DST increases your risk of death because it creates sleep deprivation, similar to jet lag disorder. According to the Mayo Clinic, jet lag gives people a temporary sleeping problem because their body is still functioning in their original time zone. DST creates this feeling the day after it ends because your body and work schedule are out of sync. This can have a significant impact on your driving and decision-making.

For example, a study in Current Biology showed that fatal traffic accidents increased by 6% in the U.S. the Monday following DST. It also noted an increase in the risk of DST-associated motor vehicle accidents, even during afternoon hours. Additionally, a 2009 study by the American Psychological Association showed that workers slept an average of 40 fewer minutes on the Monday after the end of DST. This is correlated with an increase in work injuries and an increased severity of work injuries. Lastly, findings from a 2020 study by Nature and Science of Sleep support the notion that even partial sleep deprivation can increase impulsivity and coincide with riskier decisions.
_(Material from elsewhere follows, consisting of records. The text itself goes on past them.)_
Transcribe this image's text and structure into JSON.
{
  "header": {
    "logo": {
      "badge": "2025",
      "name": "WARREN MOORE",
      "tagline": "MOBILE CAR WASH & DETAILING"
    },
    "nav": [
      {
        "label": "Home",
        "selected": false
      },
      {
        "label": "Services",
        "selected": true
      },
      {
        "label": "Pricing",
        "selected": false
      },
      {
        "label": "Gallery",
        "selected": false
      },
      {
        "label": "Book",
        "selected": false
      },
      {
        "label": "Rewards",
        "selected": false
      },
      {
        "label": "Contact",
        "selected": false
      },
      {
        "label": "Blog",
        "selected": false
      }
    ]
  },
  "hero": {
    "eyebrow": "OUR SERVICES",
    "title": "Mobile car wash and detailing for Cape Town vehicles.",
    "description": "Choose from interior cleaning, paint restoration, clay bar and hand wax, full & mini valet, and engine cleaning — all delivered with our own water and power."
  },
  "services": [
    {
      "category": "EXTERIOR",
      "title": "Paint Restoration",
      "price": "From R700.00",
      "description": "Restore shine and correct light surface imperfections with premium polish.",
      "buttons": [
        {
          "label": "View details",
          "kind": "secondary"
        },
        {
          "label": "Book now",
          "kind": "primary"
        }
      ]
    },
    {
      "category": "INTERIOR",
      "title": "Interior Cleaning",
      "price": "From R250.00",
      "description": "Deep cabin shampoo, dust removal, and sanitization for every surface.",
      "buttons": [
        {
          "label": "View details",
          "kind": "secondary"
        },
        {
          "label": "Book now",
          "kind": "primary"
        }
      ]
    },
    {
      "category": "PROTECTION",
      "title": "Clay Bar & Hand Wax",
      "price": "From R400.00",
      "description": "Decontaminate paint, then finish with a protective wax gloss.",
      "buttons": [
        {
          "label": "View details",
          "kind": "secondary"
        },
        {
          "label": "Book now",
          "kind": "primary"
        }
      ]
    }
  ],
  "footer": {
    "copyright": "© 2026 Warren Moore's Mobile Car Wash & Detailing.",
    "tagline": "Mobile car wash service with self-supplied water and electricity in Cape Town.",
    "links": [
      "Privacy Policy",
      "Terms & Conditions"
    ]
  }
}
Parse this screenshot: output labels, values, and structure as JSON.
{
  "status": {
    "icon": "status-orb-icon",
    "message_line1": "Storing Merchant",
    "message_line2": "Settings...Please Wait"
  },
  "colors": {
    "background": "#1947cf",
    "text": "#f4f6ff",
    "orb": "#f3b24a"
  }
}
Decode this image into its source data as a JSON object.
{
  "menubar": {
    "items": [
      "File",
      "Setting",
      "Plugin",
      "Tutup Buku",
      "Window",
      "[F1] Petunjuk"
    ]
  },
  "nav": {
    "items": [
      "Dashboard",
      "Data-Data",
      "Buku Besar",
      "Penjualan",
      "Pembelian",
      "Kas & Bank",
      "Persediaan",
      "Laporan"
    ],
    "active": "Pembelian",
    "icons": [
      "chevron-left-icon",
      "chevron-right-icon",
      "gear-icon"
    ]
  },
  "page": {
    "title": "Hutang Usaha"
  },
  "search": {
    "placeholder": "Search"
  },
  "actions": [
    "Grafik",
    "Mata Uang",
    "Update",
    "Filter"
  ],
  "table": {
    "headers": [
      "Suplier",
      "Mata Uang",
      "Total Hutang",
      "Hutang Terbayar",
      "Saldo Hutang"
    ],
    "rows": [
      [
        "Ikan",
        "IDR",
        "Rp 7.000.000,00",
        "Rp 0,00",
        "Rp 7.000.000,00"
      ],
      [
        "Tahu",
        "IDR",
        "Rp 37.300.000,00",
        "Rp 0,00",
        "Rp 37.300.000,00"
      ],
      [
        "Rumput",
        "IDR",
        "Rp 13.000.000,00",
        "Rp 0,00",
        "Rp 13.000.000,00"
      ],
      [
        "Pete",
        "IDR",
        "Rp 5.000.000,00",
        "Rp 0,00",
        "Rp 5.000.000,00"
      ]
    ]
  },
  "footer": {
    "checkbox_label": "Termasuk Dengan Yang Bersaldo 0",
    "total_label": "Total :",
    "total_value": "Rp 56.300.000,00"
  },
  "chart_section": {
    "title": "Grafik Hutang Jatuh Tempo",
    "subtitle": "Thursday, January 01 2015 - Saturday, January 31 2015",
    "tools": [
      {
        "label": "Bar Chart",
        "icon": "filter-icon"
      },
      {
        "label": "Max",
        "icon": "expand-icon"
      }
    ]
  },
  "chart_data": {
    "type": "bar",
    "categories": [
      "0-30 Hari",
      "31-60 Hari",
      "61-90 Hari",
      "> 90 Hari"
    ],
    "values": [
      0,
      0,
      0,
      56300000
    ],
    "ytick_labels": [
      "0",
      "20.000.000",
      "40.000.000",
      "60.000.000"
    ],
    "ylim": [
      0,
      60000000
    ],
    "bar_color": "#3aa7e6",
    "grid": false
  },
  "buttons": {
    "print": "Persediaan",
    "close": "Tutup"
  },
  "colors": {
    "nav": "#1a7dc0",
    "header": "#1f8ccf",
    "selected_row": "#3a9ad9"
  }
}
Since people in the United States can't avoid DST (for now, at least), it's essential to make preparations before it happens. The Mayo Clinic suggests changing your sleeping time by 15-minute increments several days before the change to give your body time to adjust. This helps keep you feeling awake and driving safely when DST ends.